This was the busiest week of all the weeks, to be honest, because I had to start from the very beginning and list out all the roles I have an interest in, industries I’d like to work in and values that are important to me. I listed my top five. And as I mentioned earlier, it felt like a therapy session with a lot of questions and self-reflection. Of course, you can clearly tell, the pro-con tables were my idea. I researched all the roles I was interested in and listed things that made me excited about them and things that made me uncomfortable about them.
In my notes, I mentioned how as kids, we’re used to having someone tell us what to do, and as adults, we’re presented with a plethora of life choices, and sometimes you just want someone to tell you what to do because it gets exhausting sometimes. Especially in those supermarkets with top to bottom shelves of different iterations of the same thing.
Well, with coaching, no one tells you what to do still😂, but you have time, a safe space and that extra support to figure out what you really want and eliminate choices until you find what works best for you.
As you can tell, there’s less going on here. We did a game of elimination. Dina asked me to rate my excitement about each role I listed on a scale of 10 and discuss why (I felt like I was in an episode of the Anthropocene Reviewed with a 10-star scale instead of 5).
After rating and stating my reasons behind each figure, we landed on one career path that I’m willing to explore even though I’m part petrified, Product Management in AI, healthcare and social impact industries.
Then I listed a couple of skills I’d need to work on to be able to fit into the role, of course taking along my technical skills from data science and machine learning with me and my background in biochemistry. I mean, Jarvis has to be built somehow, so I can’t let go of AI. 🤷🏾♀️
My focus for this week was tailoring my resume to reflect the career transition and pretty much everything else. Which I must admit was difficult to do, but Dina was really understanding and provided me with a lot of great feedback on how to tweak my resume and my portfolio page.
I had a mini existential crisis while doing all this, and YouTube’s algorithm suggested the right video at the right time. Tina Huang is a data scientist who’s worked at FAANG companies and shares her experiences as well as hosts regular live study sessions on YouTube.
Her video, Why You Will Pick the Wrong Career, was what I needed to see at that moment and helped me embrace the idea of changing, learning and growing.
Whatever I learn from this transition won’t be a waste because if it works out, awesome! If it doesn’t, I find something else and take these experiences with me. Either way, I’ll be fine.
Plus, this book by David Epstein is absolutely amazing, Range: Why Generalists Triumph in a Specialized World.
No Miro board here.
We reflected on the past weeks and addressed my equal parts confidence, and equal parts fear while embracing a growth mindset, and discussed other fun stuff.
I’m excited about this new AI Product Management journey and where it’ll lead me!

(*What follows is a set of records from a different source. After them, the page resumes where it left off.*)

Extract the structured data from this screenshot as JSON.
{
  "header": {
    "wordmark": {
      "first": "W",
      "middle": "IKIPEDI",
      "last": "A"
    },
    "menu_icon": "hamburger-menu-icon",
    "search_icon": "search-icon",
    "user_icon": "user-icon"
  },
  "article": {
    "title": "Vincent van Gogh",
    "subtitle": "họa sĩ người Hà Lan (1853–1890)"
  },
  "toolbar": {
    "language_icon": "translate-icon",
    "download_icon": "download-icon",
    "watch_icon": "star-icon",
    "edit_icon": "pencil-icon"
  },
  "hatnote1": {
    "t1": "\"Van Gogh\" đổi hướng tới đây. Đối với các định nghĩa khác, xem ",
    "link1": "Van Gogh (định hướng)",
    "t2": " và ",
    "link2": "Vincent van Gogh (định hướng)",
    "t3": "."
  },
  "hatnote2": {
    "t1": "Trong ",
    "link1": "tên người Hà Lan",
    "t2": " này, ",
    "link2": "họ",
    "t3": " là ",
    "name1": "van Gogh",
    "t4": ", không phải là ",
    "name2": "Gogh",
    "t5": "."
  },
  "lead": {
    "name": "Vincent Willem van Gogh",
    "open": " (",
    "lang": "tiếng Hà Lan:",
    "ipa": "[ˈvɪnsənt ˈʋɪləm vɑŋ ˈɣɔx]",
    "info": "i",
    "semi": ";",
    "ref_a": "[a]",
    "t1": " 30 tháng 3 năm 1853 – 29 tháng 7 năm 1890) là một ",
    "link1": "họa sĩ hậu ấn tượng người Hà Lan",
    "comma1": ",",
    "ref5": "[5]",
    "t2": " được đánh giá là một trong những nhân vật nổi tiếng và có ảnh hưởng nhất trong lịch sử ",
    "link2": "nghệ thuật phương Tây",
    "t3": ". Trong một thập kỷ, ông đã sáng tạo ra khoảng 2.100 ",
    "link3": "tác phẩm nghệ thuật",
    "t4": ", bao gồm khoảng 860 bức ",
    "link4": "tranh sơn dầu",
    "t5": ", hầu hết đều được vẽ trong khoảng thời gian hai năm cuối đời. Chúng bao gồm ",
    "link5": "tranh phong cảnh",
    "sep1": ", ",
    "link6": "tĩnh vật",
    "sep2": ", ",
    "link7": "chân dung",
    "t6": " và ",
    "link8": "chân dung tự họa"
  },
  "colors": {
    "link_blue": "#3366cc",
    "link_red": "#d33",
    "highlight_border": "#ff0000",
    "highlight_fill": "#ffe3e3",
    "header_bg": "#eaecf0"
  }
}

It was a wonderful experience having someone walk me through the thoughts I’ve been nursing for over 6 months, but I was too scared to make the change and wasn’t sure where to even start.
Part of this was my worry about what other people would think, but now I remind myself that people are too busy playing main characters in their own lives to care.
I’ve been doing a lot of learning and unlearning, especially letting go of self-limiting beliefs and building new habits. I’ve learned I shouldn’t be scared of change because it’s a regular part of life, and I should be open to trying new stuff.
The coaching sessions were wonderful, and I’d highly recommend having guidance from an expert, especially Dina.
I’m super thankful to her and SheSharp for the opportunity!